■ Try it ■
Return the records that follow, unchanged and complete.
---*---
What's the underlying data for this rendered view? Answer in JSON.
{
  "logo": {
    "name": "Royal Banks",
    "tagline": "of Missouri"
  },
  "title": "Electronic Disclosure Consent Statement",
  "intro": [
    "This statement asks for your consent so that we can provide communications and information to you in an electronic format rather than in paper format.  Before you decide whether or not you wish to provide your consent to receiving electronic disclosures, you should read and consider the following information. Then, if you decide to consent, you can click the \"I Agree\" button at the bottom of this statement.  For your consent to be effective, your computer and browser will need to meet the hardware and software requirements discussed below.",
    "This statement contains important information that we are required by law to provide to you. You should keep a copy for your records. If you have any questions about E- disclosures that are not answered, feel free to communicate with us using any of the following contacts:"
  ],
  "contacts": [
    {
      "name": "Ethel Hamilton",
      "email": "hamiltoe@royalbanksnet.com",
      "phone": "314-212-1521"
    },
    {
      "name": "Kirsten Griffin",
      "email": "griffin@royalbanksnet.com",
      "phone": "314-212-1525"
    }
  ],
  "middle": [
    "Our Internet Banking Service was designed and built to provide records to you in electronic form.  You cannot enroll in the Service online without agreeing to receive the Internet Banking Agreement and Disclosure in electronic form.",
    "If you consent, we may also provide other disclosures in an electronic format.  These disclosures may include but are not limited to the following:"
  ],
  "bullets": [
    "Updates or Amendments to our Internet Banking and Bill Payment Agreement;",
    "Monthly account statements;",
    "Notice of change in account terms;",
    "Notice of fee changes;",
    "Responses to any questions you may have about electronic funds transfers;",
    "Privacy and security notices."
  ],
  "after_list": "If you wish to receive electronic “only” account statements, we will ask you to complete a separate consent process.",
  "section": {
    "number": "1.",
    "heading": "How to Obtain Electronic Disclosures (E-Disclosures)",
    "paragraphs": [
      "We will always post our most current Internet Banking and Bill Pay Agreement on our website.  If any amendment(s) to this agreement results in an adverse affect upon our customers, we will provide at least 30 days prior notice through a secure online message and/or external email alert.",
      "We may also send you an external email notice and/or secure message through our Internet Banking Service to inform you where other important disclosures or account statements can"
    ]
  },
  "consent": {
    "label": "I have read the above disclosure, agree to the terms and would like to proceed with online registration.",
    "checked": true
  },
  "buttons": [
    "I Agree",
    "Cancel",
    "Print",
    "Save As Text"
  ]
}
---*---
■ Response area ■
What's the underlying data for this rendered view? Answer in JSON.
{
  "logo": {
    "name": "Royal Banks",
    "tagline": "of Missouri"
  },
  "title": "Electronic Disclosure Consent Statement",
  "intro": [
    "This statement asks for your consent so that we can provide communications and information to you in an electronic format rather than in paper format.  Before you decide whether or not you wish to provide your consent to receiving electronic disclosures, you should read and consider the following information. Then, if you decide to consent, you can click the \"I Agree\" button at the bottom of this statement.  For your consent to be effective, your computer and browser will need to meet the hardware and software requirements discussed below.",
    "This statement contains important information that we are required by law to provide to you. You should keep a copy for your records. If you have any questions about E- disclosures that are not answered, feel free to communicate with us using any of the following contacts:"
  ],
  "contacts": [
    {
      "name": "Ethel Hamilton",
      "email": "hamiltoe@royalbanksnet.com",
      "phone": "314-212-1521"
    },
    {
      "name": "Kirsten Griffin",
      "email": "griffin@royalbanksnet.com",
      "phone": "314-212-1525"
    }
  ],
  "middle": [
    "Our Internet Banking Service was designed and built to provide records to you in electronic form.  You cannot enroll in the Service online without agreeing to receive the Internet Banking Agreement and Disclosure in electronic form.",
    "If you consent, we may also provide other disclosures in an electronic format.  These disclosures may include but are not limited to the following:"
  ],
  "bullets": [
    "Updates or Amendments to our Internet Banking and Bill Payment Agreement;",
    "Monthly account statements;",
    "Notice of change in account terms;",
    "Notice of fee changes;",
    "Responses to any questions you may have about electronic funds transfers;",
    "Privacy and security notices."
  ],
  "after_list": "If you wish to receive electronic “only” account statements, we will ask you to complete a separate consent process.",
  "section": {
    "number": "1.",
    "heading": "How to Obtain Electronic Disclosures (E-Disclosures)",
    "paragraphs": [
      "We will always post our most current Internet Banking and Bill Pay Agreement on our website.  If any amendment(s) to this agreement results in an adverse affect upon our customers, we will provide at least 30 days prior notice through a secure online message and/or external email alert.",
      "We may also send you an external email notice and/or secure message through our Internet Banking Service to inform you where other important disclosures or account statements can"
    ]
  },
  "consent": {
    "label": "I have read the above disclosure, agree to the terms and would like to proceed with online registration.",
    "checked": true
  },
  "buttons": [
    "I Agree",
    "Cancel",
    "Print",
    "Save As Text"
  ]
}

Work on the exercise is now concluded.